(Stored items)
* * *

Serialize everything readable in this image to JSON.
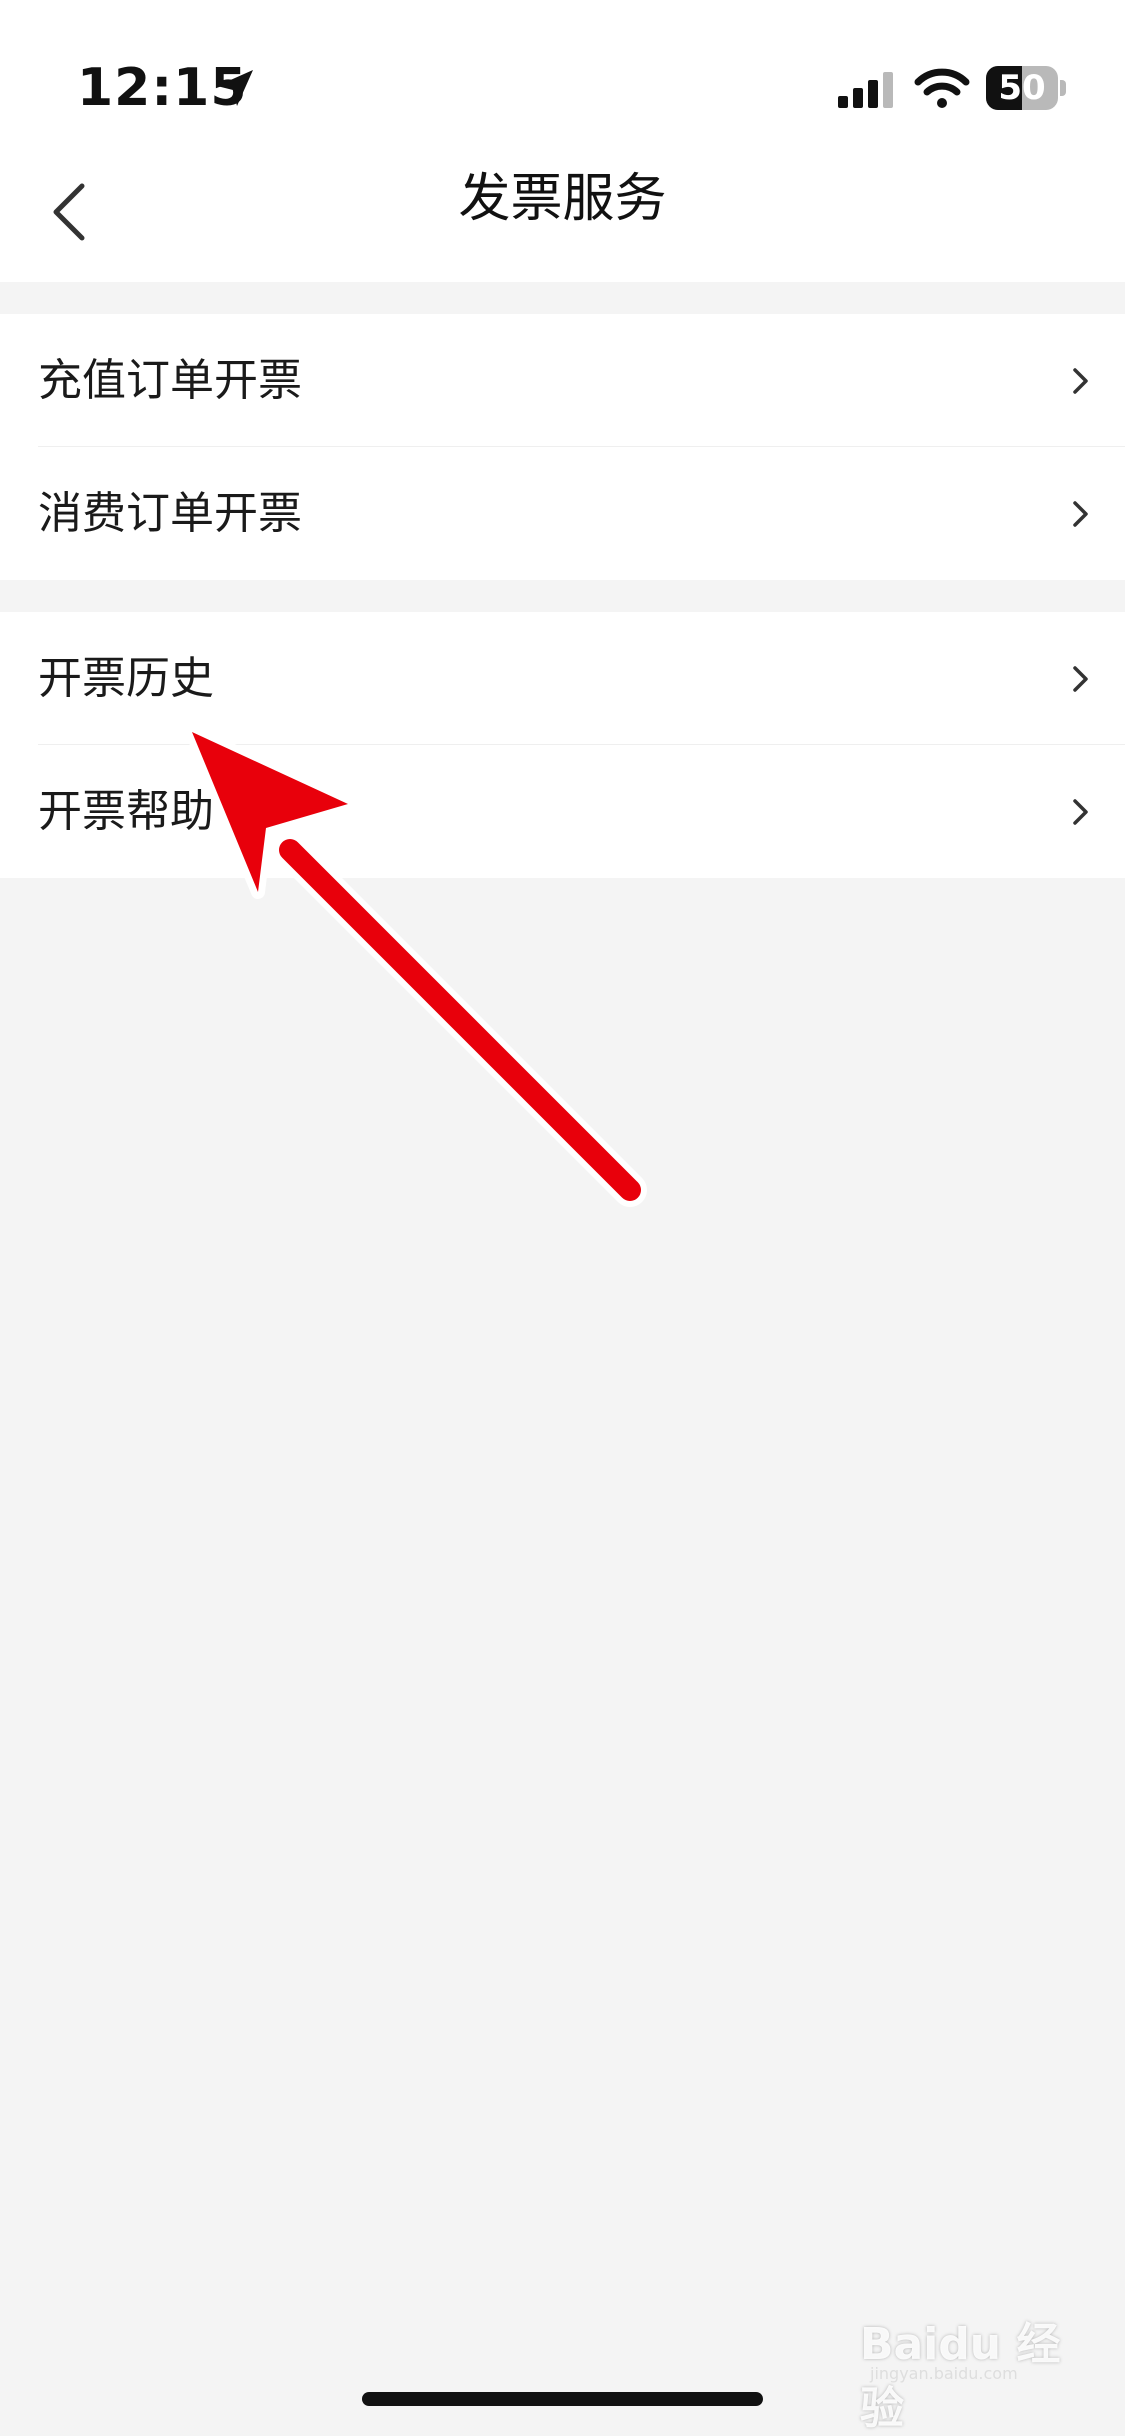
{
  "status_bar": {
    "time": "12:15",
    "battery_level": "50",
    "icons": [
      "location-arrow-icon",
      "cellular-signal-icon",
      "wifi-icon",
      "battery-icon"
    ]
  },
  "nav": {
    "title": "发票服务",
    "back_icon": "chevron-left-icon"
  },
  "groups": [
    {
      "items": [
        {
          "label": "充值订单开票",
          "icon": "chevron-right-icon"
        },
        {
          "label": "消费订单开票",
          "icon": "chevron-right-icon"
        }
      ]
    },
    {
      "items": [
        {
          "label": "开票历史",
          "icon": "chevron-right-icon"
        },
        {
          "label": "开票帮助",
          "icon": "chevron-right-icon"
        }
      ]
    }
  ],
  "annotation": {
    "type": "red-arrow",
    "color": "#e8000b",
    "points_to": "开票历史"
  },
  "watermark": {
    "logo_text": "Baidu 经验",
    "url_text": "jingyan.baidu.com"
  },
  "colors": {
    "page_background": "#f4f4f4",
    "card_background": "#ffffff",
    "text_primary": "#111111",
    "arrow_red": "#e8000b"
  }
}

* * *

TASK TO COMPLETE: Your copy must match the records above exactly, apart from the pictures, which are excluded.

COMPLETED TASK:
Serialize everything readable in this image to JSON.
{
  "status_bar": {
    "time": "12:15",
    "battery_level": "50",
    "icons": [
      "location-arrow-icon",
      "cellular-signal-icon",
      "wifi-icon",
      "battery-icon"
    ]
  },
  "nav": {
    "title": "发票服务",
    "back_icon": "chevron-left-icon"
  },
  "groups": [
    {
      "items": [
        {
          "label": "充值订单开票",
          "icon": "chevron-right-icon"
        },
        {
          "label": "消费订单开票",
          "icon": "chevron-right-icon"
        }
      ]
    },
    {
      "items": [
        {
          "label": "开票历史",
          "icon": "chevron-right-icon"
        },
        {
          "label": "开票帮助",
          "icon": "chevron-right-icon"
        }
      ]
    }
  ],
  "annotation": {
    "type": "red-arrow",
    "color": "#e8000b",
    "points_to": "开票历史"
  },
  "watermark": {
    "logo_text": "Baidu 经验",
    "url_text": "jingyan.baidu.com"
  },
  "colors": {
    "page_background": "#f4f4f4",
    "card_background": "#ffffff",
    "text_primary": "#111111",
    "arrow_red": "#e8000b"
  }
}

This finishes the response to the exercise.